func loop(w *app.Window, conn bus.Connection) error {
	var ops op.Ops
	page := NewMyPage(conn)

	events := make(chan event.Event)
	acks := make(chan struct{})

	go func() {
		for {
			ev := w.NextEvent()
			events <- ev
			<-acks
			if _, ok := ev.(system.DestroyEvent); ok {
				return
			}
		}
	}()

	for {
		select {
		case event := <-events:
			switch event := event.(type) {
			case system.DestroyEvent:
				acks <- struct{}{}
				return event.Err
			case system.FrameEvent:
				// Lay out the UI here
				gtx := layout.NewContext(&ops, event)
				page.Layout(gtx)
				event.Frame(&ops)
			}
			acks <- struct{}{}
		case update := <-conn.Output():
			// Handle any requests to modify the window that came over the bus.
			window.Update(w, update)
			// Check for application state updates and handle them.
			if page.Update(update) {
				w.Invalidate()
			}
		}
	}
}

// MessageEvent is an event indicating that a new message has
// been chosen.
type MessageEvent string

// MyPage is a simple router.Page that displays a message and
// has a button to request a new message.
type MyPage struct {
	*material.Theme
	message string
	btn     widget.Clickable
	bus.Connection
}

// NewMyPage constructs a simple page that displays a message.
func NewMyPage(conn bus.Connection) *MyPage {
	th := material.NewTheme()
	th.Shaper = text.NewShaper(text.WithCollection(gofont.Collection()))
	return &MyPage{
		Connection: conn,
		Theme:      th,
		message:    "hello",
	}
}

// Update the page's state.
func (m *MyPage) Update(data any) bool {
	// Check if the data is a type we care about.
	switch data := data.(type) {
	default:
		return false
	case MessageEvent:
		// Update our message.
		m.message = string(data)
	}
	return true
}

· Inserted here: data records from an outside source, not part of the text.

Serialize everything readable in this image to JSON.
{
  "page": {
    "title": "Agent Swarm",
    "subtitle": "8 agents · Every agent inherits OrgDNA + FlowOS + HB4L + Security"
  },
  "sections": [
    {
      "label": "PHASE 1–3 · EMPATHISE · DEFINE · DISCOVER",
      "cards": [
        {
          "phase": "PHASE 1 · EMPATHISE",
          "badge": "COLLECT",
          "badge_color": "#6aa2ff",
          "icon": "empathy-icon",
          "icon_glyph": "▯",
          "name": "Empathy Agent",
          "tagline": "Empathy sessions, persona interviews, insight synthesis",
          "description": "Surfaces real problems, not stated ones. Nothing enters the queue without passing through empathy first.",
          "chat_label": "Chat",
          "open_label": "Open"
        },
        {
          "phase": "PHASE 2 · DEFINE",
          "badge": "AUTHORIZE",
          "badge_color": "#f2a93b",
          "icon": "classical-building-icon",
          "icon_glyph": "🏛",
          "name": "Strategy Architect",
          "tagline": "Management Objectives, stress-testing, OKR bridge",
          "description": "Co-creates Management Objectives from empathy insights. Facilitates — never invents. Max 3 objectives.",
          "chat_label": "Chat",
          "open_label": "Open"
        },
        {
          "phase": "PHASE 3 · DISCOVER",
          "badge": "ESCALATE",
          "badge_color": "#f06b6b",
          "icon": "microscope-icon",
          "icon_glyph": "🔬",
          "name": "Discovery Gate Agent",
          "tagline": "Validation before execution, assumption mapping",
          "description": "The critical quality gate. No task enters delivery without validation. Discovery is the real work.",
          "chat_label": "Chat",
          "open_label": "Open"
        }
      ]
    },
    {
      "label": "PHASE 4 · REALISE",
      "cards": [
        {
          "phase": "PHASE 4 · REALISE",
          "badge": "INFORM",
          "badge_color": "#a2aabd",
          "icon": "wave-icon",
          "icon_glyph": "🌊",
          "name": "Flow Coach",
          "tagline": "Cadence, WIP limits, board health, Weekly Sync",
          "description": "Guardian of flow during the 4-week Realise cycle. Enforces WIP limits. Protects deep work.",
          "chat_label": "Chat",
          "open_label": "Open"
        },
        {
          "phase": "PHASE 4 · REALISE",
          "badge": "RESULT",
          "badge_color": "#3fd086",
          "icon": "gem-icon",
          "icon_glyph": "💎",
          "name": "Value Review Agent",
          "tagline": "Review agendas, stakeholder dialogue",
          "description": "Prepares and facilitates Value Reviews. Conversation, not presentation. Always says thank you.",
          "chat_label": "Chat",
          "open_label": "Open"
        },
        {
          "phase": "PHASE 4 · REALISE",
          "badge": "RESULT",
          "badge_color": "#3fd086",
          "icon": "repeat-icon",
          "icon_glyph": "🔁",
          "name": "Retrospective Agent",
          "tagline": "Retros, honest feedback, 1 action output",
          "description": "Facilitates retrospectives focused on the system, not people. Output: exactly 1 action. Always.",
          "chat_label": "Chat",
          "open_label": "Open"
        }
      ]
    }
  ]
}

// Layout the page.
func (m *MyPage) Layout(gtx C) D {
	if m.btn.Clicked(gtx) {
		// Schedule some work. We'll get the results in the Update() method.
		go func() {
			m.Connection.Loopback(MessageEvent("It's " + time.Now().Format("15:04:05")))
		}()
	}
	return layout.Flex{
		Axis:    layout.Vertical,
		Spacing: layout.SpaceAround,
	}.Layout(gtx,
		layout.Rigid(material.H1(m.Theme, m.message).Layout),
		layout.Rigid(material.Button(m.Theme, &m.btn, "New message").Layout),
	)
}

You can try this application with go run ./example/readme/singlepage/.

We also provide a router.Router that can display one of several router.Pages. It maintains history so that users can go "back", and it implements router.Page so that it can be used anywhere a page can be.

See ./example/page/ui.go for how to use the router. go run ./example to see a larger application leveraging all of the skel abstractions together.